|European Classification||G01N33/53B, G01N33/538|
|Feb 9, 1989||AS||Assignment|
Owner name: EASTMAN KODAK COMPANY, A CORP. OF NJ, NEW YORK
Free format text: ASSIGNMENT OF ASSIGNORS INTEREST.;ASSIGNORS:HINCKLEY, CHARLES C.;CUMMINS, THOMAS J.;SULLIVAN, SHERYL S.;REEL/FRAME:005040/0518;SIGNING DATES FROM 19890207 TO 19890208
|Dec 17, 1993||FPAY||Fee payment|
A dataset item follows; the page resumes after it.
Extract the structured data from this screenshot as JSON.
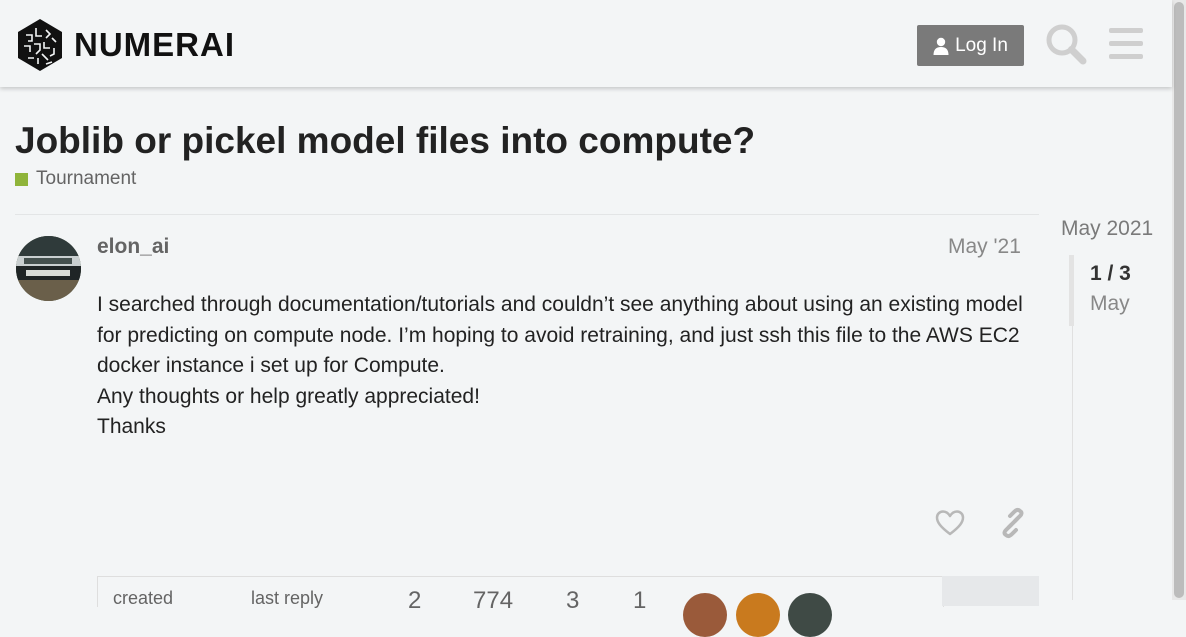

Year of fee payment: 4
|Apr 28, 1995||AS||Assignment|
Owner name: CLINICAL DIAGNOSTIC SYSTEMS INC., NEW YORK
Free format text: ASSIGNMENT OF ASSIGNORS INTEREST;ASSIGNOR:EASTMAN KODAK COMPANY;REEL/FRAME:007453/0348
Effective date: 19950118
|Mar 10, 1998||REMI||Maintenance fee reminder mailed|
|Aug 16, 1998||LAPS||Lapse for failure to pay maintenance fees|
|Oct 27, 1998||FP||Expired due to failure to pay maintenance fee|
Effective date: 19980814